Marriage Record found on microfilm at the BYU Family History Library.

Marriage Record found on microfilm at the BYU Family History Library.

Becoming familiar with the research facilities near you is really important.  Many areas in the world have FamilySearch Centers, Libraries, Universities, Archives, Genealogy Centers, Registration Offices, Museums and so on.  Find out what facilities are near you and what they have to offer.

I live near Brigham Young University, or BYU.  They have a great Family History Library that I visit often.  I can order any microfilm that is held at the Family History Library in Salt Lake City FOR FREE.  I can order two films/fiche at a time.  They arrive in about two weeks and stay at BYU forever.  Once the films arrive I can order two more.  They have plenty of films in their collection already as well as books, maps, family histories and more.  The library is conveniently located for me and meets many of my research needs.

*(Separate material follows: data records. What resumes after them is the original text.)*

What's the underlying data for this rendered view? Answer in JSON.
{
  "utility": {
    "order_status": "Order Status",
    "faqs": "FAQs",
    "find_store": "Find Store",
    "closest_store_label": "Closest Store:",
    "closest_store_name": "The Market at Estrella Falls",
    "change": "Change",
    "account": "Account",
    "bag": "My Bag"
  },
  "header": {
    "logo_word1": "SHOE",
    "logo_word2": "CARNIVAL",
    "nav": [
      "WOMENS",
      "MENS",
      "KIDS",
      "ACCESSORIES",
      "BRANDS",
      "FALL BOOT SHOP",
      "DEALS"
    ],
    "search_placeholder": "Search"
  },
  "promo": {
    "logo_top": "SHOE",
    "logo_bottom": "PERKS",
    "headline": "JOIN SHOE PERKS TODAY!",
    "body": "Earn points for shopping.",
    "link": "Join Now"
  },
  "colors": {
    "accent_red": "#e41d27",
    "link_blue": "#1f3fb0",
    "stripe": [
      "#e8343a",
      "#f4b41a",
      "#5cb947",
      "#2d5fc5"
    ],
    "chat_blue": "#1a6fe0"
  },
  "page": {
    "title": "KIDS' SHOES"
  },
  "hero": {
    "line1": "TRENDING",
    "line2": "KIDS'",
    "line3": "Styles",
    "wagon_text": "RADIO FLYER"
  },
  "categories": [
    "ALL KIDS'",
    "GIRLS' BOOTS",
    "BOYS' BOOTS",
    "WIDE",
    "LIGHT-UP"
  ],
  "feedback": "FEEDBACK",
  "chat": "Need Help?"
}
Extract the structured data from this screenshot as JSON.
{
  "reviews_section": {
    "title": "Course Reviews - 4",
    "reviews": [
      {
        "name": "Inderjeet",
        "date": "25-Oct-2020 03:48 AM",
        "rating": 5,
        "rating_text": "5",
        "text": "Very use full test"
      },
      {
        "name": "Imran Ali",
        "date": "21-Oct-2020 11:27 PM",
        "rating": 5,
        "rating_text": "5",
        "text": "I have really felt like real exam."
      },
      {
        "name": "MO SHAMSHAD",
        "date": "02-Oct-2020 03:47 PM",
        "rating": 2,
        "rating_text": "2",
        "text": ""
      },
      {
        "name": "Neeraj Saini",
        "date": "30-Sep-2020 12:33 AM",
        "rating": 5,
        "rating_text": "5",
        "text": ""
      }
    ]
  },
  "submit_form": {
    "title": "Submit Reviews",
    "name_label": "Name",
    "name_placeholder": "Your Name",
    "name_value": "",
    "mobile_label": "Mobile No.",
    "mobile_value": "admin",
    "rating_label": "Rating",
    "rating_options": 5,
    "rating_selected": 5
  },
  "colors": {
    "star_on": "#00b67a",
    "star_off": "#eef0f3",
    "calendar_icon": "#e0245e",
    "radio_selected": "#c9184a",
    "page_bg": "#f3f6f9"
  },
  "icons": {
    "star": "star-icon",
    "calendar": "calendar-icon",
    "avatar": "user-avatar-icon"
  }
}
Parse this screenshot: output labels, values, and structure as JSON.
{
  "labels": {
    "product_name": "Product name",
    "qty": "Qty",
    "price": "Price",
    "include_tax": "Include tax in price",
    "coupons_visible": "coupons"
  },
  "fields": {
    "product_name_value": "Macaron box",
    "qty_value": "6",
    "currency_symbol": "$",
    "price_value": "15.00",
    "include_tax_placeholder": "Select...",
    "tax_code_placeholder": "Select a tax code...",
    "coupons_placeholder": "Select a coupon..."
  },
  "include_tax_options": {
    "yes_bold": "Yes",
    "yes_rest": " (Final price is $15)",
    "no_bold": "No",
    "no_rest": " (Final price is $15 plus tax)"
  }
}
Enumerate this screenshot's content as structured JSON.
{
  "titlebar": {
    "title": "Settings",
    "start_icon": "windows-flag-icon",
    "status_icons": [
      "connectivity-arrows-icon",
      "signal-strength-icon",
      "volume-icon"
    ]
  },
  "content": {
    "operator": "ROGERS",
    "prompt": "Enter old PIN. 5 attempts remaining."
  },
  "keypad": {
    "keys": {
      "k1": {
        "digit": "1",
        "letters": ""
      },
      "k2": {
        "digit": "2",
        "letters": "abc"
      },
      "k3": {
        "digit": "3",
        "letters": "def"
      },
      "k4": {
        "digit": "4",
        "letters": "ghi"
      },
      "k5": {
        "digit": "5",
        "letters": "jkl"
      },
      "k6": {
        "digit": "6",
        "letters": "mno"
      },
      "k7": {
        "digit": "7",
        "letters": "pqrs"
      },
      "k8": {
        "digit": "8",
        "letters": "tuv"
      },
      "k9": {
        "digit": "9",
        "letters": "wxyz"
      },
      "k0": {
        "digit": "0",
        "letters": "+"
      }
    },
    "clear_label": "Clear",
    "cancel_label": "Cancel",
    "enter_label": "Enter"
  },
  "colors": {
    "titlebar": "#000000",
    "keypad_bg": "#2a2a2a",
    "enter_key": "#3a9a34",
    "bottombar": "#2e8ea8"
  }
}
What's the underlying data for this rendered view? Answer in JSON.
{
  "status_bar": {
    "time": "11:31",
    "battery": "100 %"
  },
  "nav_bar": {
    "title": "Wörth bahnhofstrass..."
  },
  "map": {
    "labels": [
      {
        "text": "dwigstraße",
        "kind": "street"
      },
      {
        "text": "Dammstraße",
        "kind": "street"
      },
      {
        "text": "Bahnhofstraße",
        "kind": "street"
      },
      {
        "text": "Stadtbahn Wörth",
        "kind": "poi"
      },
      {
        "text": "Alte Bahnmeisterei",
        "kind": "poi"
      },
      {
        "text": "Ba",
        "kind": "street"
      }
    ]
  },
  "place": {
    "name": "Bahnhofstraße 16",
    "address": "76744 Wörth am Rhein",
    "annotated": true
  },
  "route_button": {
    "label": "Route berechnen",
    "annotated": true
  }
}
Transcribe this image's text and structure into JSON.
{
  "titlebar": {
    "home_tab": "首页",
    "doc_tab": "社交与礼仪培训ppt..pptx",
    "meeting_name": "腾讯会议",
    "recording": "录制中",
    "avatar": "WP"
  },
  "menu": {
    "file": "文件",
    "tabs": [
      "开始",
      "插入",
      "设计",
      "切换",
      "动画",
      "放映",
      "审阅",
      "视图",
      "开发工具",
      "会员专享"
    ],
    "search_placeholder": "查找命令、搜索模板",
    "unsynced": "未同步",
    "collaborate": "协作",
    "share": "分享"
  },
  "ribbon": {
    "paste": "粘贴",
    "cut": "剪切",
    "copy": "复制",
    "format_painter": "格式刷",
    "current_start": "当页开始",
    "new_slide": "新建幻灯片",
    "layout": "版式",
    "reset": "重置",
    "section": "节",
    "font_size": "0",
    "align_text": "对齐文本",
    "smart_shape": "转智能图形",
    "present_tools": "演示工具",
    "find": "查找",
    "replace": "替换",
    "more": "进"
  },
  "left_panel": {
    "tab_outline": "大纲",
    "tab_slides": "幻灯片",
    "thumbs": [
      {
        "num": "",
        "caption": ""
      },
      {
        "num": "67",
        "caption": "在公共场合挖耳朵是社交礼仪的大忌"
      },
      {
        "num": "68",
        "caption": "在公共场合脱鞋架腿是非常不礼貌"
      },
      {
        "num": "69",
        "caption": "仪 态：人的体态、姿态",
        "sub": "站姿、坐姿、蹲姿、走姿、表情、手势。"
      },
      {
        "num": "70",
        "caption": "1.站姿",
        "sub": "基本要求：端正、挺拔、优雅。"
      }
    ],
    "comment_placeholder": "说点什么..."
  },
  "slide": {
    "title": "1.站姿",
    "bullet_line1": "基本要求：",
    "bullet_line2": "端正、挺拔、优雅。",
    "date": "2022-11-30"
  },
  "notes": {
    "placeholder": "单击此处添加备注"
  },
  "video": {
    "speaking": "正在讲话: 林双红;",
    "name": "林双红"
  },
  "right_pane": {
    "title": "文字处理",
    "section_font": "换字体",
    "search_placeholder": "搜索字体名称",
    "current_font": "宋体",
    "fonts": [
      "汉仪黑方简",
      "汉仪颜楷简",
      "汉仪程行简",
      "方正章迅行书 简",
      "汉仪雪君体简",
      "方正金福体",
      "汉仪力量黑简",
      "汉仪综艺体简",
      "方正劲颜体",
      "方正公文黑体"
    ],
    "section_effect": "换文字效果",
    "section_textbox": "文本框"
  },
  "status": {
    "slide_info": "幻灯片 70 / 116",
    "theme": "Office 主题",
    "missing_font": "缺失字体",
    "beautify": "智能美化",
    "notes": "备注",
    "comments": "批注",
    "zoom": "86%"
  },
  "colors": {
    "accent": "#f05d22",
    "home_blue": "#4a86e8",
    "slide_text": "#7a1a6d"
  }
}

My most recent visit was on Tuesday night.  I looked through four different films/fiche and found six records that I needed.  I brought my darling 12 year old with me so we were able to order four more rolls of microfilm.

BYU isn’t the only facility I have nearby but it is my overall favorite.

Do you know what research facilities are near you?